Rat Suprachiasmatic Nucleus Cell Line (SCN 2.2)

Immortalized Rat Suprachiasmatic Nucleus Cells (SCN2.2) that are pluripotent and have the appearance of both neuronal and glial morphologies in culture.


  • Capable to differentiate into different phenotypes
  • Expresses the neuronal markers (NSE, PGP, and MAP-2), but absent of glial markers
  • Valuable tool for studies relating to the regulation of the central mammalian pacemaker function, and the development of the suprachiasmatic nucleus (SCN) cell types

suprachiasmatic nucleus or nuclei (SCN) is a tiny region of the brain in the hypothalamus, situated directly above the optic chiasm. It is responsible for controlling circadian rhythms. Pathologies and environmental disturbances in the regulation of circadian rhythms have been linked to variety of human health disorders including obesity and diabetes, increased cancer risk, cardiovascular disease, sleep-wake cycle disturbances, and depression.

From the laboratory of David J. Earnest, PhD, Texas A&M University.

Catalog Number Product DataSheet Size AVAILABILITY Price Qty
Rat Suprachiasmatic Nucleus Cell Line (SCN 2.2)
1 vial In stock
Regular Price:$810.00
On Sale:

Product Type: Cell Line
Cell Type: Mixed Astrocytes & Neurons
Accession ID: CVCL_D050
Source: Brain: Suprachiasmatic Nucleus
Organism: Rat
Morphology: Polymorphic
Biosafety Level: BSL1
Growth Conditions: MEM (Gibco #10370) Minimal Essential Media + non-essential amino acids, 10% FBS, 0.9 ml 45% glucose per 100 ml MEM, 1 ml L-glutamine (Gibco #25030-081, 200 mM) per 100 ml MEM, Optional: 0.5 ml gentamycin (50 ug/ml, Gibco #15710-064) or 1ml pen-strep (100ug,U/ml,)
Subculturing: See attached protocol
Cryopreservation: Growth media w/ 7.5% DMSO
Storage: Liquid nitrogen
Shipped: Dry Ice

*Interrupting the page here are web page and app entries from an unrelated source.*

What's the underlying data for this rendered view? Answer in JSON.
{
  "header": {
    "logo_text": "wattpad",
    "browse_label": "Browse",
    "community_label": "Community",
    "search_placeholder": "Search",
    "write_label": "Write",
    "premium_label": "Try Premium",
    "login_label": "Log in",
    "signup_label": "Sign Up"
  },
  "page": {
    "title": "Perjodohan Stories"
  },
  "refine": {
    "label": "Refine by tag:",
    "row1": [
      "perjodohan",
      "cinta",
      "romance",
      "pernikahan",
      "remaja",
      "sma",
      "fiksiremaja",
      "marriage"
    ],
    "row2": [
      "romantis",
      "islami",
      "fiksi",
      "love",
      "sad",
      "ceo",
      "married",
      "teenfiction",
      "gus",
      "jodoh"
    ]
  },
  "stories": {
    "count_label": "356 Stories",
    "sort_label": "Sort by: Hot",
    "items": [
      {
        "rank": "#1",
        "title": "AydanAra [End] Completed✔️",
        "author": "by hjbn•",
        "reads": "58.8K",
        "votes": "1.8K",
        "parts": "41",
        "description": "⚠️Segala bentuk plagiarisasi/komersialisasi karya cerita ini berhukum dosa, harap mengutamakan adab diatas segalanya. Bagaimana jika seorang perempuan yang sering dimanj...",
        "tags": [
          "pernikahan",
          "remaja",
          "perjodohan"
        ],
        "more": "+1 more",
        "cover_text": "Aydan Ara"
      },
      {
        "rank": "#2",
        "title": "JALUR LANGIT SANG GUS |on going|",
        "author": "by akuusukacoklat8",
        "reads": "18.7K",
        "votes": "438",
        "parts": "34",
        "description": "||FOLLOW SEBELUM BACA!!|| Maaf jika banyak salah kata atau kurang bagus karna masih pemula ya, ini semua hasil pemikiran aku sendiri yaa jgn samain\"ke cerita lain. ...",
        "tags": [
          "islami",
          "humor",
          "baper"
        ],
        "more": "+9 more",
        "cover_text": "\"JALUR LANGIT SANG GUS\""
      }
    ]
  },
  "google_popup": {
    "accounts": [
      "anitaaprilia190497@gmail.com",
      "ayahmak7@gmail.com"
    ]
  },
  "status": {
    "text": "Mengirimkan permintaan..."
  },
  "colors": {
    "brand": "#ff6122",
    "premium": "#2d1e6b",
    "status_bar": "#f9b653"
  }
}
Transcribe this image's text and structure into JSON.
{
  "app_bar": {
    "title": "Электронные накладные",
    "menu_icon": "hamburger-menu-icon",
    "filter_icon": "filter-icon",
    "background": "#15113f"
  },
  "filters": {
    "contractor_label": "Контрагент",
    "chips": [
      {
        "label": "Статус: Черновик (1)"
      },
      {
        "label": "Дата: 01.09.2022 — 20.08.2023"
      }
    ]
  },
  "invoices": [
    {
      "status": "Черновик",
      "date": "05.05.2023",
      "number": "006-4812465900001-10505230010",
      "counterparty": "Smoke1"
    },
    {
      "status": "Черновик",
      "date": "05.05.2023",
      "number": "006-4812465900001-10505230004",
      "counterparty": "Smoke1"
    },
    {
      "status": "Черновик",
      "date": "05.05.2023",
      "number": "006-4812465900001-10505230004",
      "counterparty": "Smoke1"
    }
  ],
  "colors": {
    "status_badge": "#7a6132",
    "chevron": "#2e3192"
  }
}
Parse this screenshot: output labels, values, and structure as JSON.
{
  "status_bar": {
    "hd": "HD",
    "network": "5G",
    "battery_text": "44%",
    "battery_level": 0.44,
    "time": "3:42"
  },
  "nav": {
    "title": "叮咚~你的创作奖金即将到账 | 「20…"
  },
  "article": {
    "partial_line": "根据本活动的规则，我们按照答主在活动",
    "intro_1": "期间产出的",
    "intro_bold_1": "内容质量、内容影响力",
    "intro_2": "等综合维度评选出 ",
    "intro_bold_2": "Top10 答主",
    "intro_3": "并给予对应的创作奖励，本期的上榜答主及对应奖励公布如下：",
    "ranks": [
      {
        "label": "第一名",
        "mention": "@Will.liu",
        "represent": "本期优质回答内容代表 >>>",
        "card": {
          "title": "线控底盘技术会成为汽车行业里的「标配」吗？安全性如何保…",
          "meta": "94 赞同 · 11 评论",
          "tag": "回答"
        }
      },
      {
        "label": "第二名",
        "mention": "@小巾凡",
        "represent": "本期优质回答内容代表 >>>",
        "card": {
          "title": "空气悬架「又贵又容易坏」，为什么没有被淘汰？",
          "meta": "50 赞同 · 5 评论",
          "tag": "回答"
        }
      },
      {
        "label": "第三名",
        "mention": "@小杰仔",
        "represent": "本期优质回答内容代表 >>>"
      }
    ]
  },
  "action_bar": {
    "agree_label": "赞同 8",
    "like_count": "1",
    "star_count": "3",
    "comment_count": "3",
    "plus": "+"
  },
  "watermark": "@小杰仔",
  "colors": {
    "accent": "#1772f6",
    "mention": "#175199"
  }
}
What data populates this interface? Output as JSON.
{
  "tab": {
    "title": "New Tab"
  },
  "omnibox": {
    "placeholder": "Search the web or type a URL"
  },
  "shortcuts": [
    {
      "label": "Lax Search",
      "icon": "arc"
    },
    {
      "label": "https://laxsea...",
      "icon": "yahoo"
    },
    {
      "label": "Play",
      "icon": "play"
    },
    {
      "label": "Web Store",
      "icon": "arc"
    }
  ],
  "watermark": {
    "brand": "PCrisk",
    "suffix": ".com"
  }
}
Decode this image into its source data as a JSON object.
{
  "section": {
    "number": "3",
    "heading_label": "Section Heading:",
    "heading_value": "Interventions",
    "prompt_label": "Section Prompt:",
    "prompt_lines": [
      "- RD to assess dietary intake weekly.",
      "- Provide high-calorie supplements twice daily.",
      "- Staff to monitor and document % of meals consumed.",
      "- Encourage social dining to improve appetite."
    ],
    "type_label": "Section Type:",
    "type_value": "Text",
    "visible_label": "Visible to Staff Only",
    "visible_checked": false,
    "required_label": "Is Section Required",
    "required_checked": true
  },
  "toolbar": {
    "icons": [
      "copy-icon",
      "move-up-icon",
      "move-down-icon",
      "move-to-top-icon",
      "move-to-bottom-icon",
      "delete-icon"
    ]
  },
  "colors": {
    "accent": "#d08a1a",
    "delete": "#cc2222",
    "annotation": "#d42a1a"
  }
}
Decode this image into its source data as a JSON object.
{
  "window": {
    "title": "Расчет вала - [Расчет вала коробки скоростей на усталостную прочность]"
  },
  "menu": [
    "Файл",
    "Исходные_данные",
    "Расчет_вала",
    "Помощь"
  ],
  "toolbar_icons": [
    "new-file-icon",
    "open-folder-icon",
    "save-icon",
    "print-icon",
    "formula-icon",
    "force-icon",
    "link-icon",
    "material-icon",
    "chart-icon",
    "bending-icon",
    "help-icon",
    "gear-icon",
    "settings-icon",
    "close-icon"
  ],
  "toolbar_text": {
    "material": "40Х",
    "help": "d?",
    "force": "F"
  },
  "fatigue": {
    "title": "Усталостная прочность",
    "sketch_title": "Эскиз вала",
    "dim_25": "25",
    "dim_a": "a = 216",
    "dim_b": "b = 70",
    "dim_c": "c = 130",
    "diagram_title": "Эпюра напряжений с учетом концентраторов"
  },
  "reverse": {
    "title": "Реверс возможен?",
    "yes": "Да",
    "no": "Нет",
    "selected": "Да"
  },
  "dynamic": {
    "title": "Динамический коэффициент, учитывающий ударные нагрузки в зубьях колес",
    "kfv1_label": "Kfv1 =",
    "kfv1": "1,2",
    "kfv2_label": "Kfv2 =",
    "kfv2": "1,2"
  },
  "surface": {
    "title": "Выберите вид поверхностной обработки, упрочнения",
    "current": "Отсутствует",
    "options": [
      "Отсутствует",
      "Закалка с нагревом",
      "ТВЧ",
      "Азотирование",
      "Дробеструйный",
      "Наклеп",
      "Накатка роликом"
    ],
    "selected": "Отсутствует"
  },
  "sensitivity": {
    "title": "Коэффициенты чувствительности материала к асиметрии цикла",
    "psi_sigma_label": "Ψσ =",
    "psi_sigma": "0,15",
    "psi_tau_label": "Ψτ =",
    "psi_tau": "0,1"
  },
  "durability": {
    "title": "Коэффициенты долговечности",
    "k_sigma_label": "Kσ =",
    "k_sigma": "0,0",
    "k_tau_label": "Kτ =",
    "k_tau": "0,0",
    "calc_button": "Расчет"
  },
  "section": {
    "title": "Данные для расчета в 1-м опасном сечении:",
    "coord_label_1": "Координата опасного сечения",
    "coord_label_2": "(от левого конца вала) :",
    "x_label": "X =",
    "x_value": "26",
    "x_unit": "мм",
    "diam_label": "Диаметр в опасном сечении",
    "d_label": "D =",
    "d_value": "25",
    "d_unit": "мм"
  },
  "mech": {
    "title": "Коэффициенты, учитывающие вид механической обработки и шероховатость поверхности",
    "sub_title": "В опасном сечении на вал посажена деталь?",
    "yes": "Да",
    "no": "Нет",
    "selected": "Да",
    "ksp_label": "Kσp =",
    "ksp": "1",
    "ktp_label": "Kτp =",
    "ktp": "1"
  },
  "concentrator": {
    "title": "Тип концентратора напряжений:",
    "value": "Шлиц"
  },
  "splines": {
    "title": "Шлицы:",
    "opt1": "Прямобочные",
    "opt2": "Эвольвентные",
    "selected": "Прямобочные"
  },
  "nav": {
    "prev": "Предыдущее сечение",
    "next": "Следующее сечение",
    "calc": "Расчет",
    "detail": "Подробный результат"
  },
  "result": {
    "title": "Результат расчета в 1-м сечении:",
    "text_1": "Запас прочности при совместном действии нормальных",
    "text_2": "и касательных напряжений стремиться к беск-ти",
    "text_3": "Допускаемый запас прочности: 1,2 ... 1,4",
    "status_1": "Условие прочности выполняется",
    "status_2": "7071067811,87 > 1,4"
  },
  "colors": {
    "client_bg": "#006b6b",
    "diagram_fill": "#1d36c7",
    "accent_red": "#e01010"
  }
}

From the laboratory of David J. Earnest, PhD, Texas A&M University.

Additional cell culture tips from the providing lab:

  • When thawing the vial of cells, do so only partially in a water bath (37C) for 1-2 min and then thaw the rest of the vial with repeated transfer of warm growth media that is used to spin cells down. If thawing the cells too quickly/slowly, it may cause cell loss or damage.
  • It is also important that the thawed cells are quickly centrifuged down (800-1000rpm) and plated. After centrifugation of cells (after thawing or upon passage), damage can occur if resuspension of the cell pellet is too vigorous. Dissociation of the cell pellet should be done gently with repeated pipetting. It is best to use glass, and not plastic pipettes.
  • The cells should be cultured in dishes where the media layer is no more than 3mm (above cultured cells) to provide for optimal oxygen exchange.
  • It is also possible to initially culture the cells on charged dishes (not laminin coated) if the goal is simply to propagate cell stock. Then once cell stock is generated, experiments can be run on laminin coated cultures.
  • If dissociating cells takes longer than 5min incubation time with 0.05% Trypsin/EDTA or requires rigorous mechanical removal, then the attachment with laminin is too strong and cell viability and passage will be compromised. This may be due to the laminin lot(s) variability. The only way to address this problem is to significantly reduce the concentration of laminin that is used to coat the dishes (or request another lot from the distributor).
  1. Earnest DJ, Liang FQ, DiGiorgio S, Gallagher M, Harvey B, Earnest B, Seigel G. Establishment and characterization of adenoviral E1A immortalized cell lines derived from the rat suprachiasmatic nucleus. J Neurobiol. 1999 Apr;39(1):1-13.

If you publish research with this product, please let us know so we can cite your paper.